But the drama hasn't moved many legislators so far. Rep. Tom Huff (R-Gig Harbor, pictured at left), who is the current chair of the House Appropriations Committee, is cool to any talk about a crisis at the UW. "There is a brain drain at every level. Private industry is having a tough time holding onto its all-stars," he says.
While he agrees there is a pay gap between UW faculty and peer universities, he adds that "money isn't the only reason that people leave. There are a lot of different reasons."
The University knows it faces a challenge in Olympia. "There is much more skepticism about the role of public institutions broadly," says Associate Vice President for University Relations Sheral Burkey, the UW's spokesperson in the state capital. "The interest is in cutting back on state spending rather than investing in important state resources such as higher education."
Vice Provost Olswang, who has testified to lawmakers many times on faculty salary issues, shakes his head. "Somehow they view us as just another state agency," he laments. "Would Boeing underpay its CEO so he or she could be stolen away by Airbus?"
Like Boeing, the UW is a vital part of the Washington economy. A 1997 economic impact study found that the UW attracted more than half a billion dollars from out-of-state sources-new money added to the state's economy which generates new jobs.
The same study found that UW's $1.6 billion in direct expenditures generated an additional $2.8 billion in economic activity. The total UW economic impact on the U.S. economy amounts to $4.4 billion, with $3.6 billion occurring in Washington state.
More than 100 Washington companies have been born out of UW research, including 27 in 1997 alone. Discoveries by UW faculty have helped spawn everything from Optiva, which makes the Sonicare toothbrush, to biotech companies such as PathoGenesis and ZymoGenetics. Nobel Prize-winning faculty include a pioneer in bone marrow transplants and a physicist who was able to trap and hold a single electron.
Harder to measure is the public service UW faculty devote to the state. From the Olympic Natural Resources Center based in Forks to the Yakima Valley Farm Workers Clinic near Yakima, every corner of Washington is touched by UW faculty.
An inventory of efforts to improve K-12 education found that nearly 100 UW departments have about 150 programs in the state. One shining example is a science education project targeting 1,400 teachers at 70 Seattle elementary schools. Funded with $4.25 million from the National Science Foundation, the effort was the brainchild of Leroy Hood, chair of the Department of Molecular Biotechnology and a leader in research to decipher the human genome.
UW officials shudder at the thought of Hood leaving as historian Richard White did. If the brain drain continues, its impact on the community can only get worse. "You can't continue to expect the high level of contributions at these salary levels.
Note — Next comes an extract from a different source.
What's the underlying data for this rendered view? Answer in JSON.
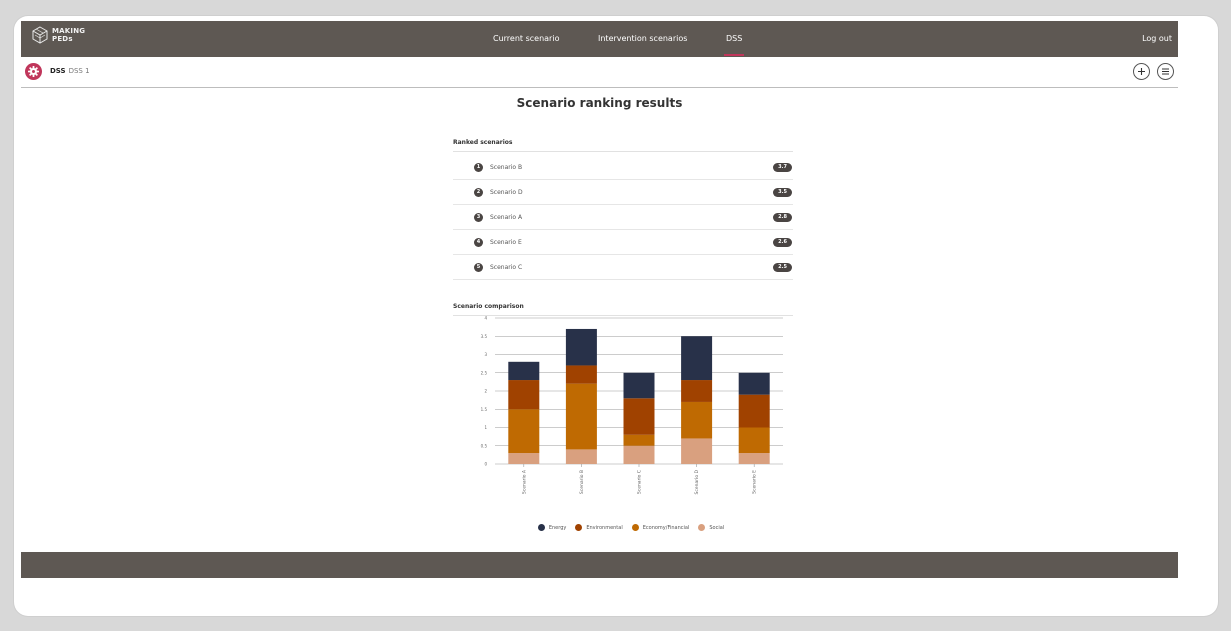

You can't sustain it," warns Burkey.
"Basically, you can't keep good people if you can't pay them enough," says Psychology Chair Beecher. "The word is out that this is a good school to raid."
"People should be rewarded for doing a good job," Rep. Huff responds. The current appropriations chair adds that he might consider some kind of retention fund and perhaps a sliding scale of salary raises based on performance. But he notes that in the last state budget, salary increases for faculty were greater than for any other state employee group. And he wonders about under-performing faculty and what mechanisms are in place to increase their productivity or remove them. "In private industry we would never tolerate that," he declares.
UW officials know that even if the Legislature grants a 4.5 percent increase in each year of the budget, it won't wipe out the pay gap or stop the brain drain cold. But an increase will boost faculty morale and probably stop many from looking elsewhere. "We need a commitment, a goal to fix the inequities," says Olswang.
The alternatives are not pretty. "We're going to lose more people. In addition, recruitment is going to become even more difficult. We're going to have to hire second-rate people. We will become a mediocre university," warns Faculty Senate Chair Kaltsounis.
Although no one wants to face more department closures, the UW may have no choice. "To maintain quality we may have to do fewer things for fewer people," warns Olswang. "The institution would have to look at ways to protect its high quality areas," adds Burkey. "We would not be as comprehensive an institution as we currently are."
But it doesn't have to be that way, Gonzalez maintains . "It's not too late," says the former UW professor. "Washington has the potential to be just as good or better than Michigan. It's a matter of turning things around." *Tom Griffin is editor of Columns.
All alumni are invited to attend Higher Education Day in Olympia, to be held Thursday, February 11th in Olympia. For more information, contact Huskies for Higher Education at (206) 616-9116, 1-800-AUW-ALUM or e-mail firstname.lastname@example.org.
To contact your state legislator during the 1999 session, call 1-800-562-6000 or visit The Washington State Legislature Home Page.
Send a letter to the editor at email@example.com.